  10. ^ " – The Pretenders – Brass In Pocket" (in Dutch). Ultratop 50. Retrieved 2 May 2014.
  11. ^ "Radio 2 Top 30 : 22 maart 1980" (in Dutch). Top 30. Retrieved 2 May 2014. 
  12. ^ CHART NUMBER 1218 – Saturday, May 17, 1980 at the Wayback Machine (archived 11 February 2006). CHUM. Retrieved 2 May 2014.
  13. ^ "Top RPM Singles: Issue 0194a." RPM. Library and Archives Canada. Retrieved 25 June 2013.
  14. ^ "InfoDisc : Tous les Titres par Artiste" (in French). InfoDisc. Select "The Pretenders" from the artist drop-down menu. Retrieved 25 June 2013. 
  15. ^ "The Irish Charts – Search Results – Brass In Pocket". Irish Singles Chart.
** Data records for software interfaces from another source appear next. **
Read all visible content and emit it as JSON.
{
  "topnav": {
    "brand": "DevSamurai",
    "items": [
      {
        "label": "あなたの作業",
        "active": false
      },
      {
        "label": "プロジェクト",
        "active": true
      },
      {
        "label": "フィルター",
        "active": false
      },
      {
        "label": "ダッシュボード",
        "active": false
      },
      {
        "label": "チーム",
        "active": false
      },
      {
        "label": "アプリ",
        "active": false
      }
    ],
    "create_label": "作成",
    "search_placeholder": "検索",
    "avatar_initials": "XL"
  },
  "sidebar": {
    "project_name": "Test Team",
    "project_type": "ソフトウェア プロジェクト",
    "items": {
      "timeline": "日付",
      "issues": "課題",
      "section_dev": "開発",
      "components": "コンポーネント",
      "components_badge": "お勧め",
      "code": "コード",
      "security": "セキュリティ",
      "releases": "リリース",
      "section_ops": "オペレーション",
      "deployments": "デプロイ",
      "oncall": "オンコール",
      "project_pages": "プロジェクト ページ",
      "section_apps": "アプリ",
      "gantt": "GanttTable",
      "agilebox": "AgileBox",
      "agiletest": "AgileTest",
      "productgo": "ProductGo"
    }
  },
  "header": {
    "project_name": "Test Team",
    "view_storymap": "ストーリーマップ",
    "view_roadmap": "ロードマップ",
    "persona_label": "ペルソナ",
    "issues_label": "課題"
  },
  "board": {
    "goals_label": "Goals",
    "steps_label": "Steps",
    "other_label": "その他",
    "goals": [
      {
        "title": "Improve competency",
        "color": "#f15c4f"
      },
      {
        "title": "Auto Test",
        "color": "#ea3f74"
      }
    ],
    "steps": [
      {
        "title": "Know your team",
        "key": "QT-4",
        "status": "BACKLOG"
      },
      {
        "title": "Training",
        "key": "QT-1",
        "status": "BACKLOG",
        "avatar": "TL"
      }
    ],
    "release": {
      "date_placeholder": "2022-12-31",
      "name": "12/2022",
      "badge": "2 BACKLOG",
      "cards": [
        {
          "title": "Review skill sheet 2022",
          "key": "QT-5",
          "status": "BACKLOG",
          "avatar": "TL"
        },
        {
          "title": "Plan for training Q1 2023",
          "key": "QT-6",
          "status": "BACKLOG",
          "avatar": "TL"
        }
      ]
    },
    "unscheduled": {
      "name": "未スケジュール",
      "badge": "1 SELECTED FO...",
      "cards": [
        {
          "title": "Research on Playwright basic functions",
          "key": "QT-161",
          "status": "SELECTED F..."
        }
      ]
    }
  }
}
Retrieved 25 June 2013.
  16. ^ "Nederlandse Top 40 – The Pretenders - Brass In Pocket search results" (in Dutch) Dutch Top 40. Retrieved 2 May 2014.
  17. ^ " – The Pretenders – Brass In Pocket" (in Dutch). Single Top 100. Retrieved 2 May 2014.
  18. ^ " – The Pretenders – Brass In Pocket". Top 40 Singles. Retrieved 2 May 2014.
  19. ^ "South African Rock Lists Website SA Charts 1969 – 1989 Acts (P)". Retrieved 25 June 2013. 
  20. ^ Salaverri, Fernando (September 2005). Sólo éxitos: año a año, 1959–2002 (in Spanish) (1st ed.). Spain: Fundación Autor-SGAE. ISBN 84-8048-639-2. 
  21. ^ " – The Pretenders – Brass In Pocket". Singles Top 60. Retrieved 2 May 2014.
  22. ^ "Archive Chart: 1980-01-19" UK Singles Chart. Retrieved 25 June 2013.
  23. ^ a b "Pretenders – Awards". AllMusic. All Media Network. Retrieved 25 June 2013. 
  24. ^ CASH BOX Top 100 Singles – Week ending MAY 31, 1980 at the Wayback Machine (archived 15 September 2012). Cash Box magazine. Retrieved 2 May 2014.
  25. ^ "Song artist 387 – The Pretenders". TsorT. Retrieved 2 May 2014. 
  26. ^ "Forum – ARIA Charts: Special Occasion Charts – Top 100 End of Year AMR Charts – 1980s". Hung Medien. Retrieved 27 May 2014. 
  27. ^ "Jaaroverzichten 1980" (in Dutch). Ultratop. Hung Medien. Retrieved 27 May 2014. 
  28. ^ "Top Singles – Volume 34, No. 6, December 20, 1980". RPM. Library and Archives Canada. Retrieved 27 May 2014. 
  29. ^ "Single Top 100 1980" (PDF) (in Dutch). Dutch Top 40. Retrieved 27 May 2014. 
  30. ^ "Jaaroverzichten – Single 1980" (in Dutch). Single Top 100. Hung Medien. Retrieved 27 May 2014. 
  31. ^ "Top 20 Hit Singles of 1980". Retrieved 27 May 2014. 
  32. ^ "Top 100 Hits for 1980". The Longbored Surfer. Retrieved 27 May 2014. 
  33. ^ The CASH BOX Year-End Charts: 1980 at the Wayback Machine (archived 15 September 2012). Cash Box magazine. Retrieved 27 May 2014.
  34. ^ Barnett, David (2003). Biog for 2003 at the Wayback Machine (archived 22 October 2003). Anglo Platinum. Retrieved 2 May 2014.

External links[edit]

Preceded by
"Rock Lobster" by The B-52's
Canadian CHUM number-one single
17 May 1980 – 31 May 1980 (3 weeks)
Succeeded by
"Coming Up" (Live at Glasgow) by Paul McCartney
Preceded by
"Totus Tuus" by Dana
Irish Singles Chart number-one single
20 January 1980 – 10 February 1980 (4 weeks)
Succeeded by
"Coward of the County" by Kenny Rogers
Preceded by
"Sun of Jamaica" by the Goombay Dance Band
South African number-one single
21 June 1980 – 28 June 1980 (2 weeks)
Succeeded by
"Take That Look Off Your Face" by Marti Webb
Preceded by
"Another Brick in the Wall (Part 2)" by Pink Floyd
Swedish number-one single
4 April 1980 – 2 May 1980 (3 weeks)
Succeeded by
"Just nu!" by Tomas Ledin
UK Singles Chart number-one single
19 January 1980 – 26 January 1980 (2 weeks)
Succeeded by
The Special AKA Live! by The Specials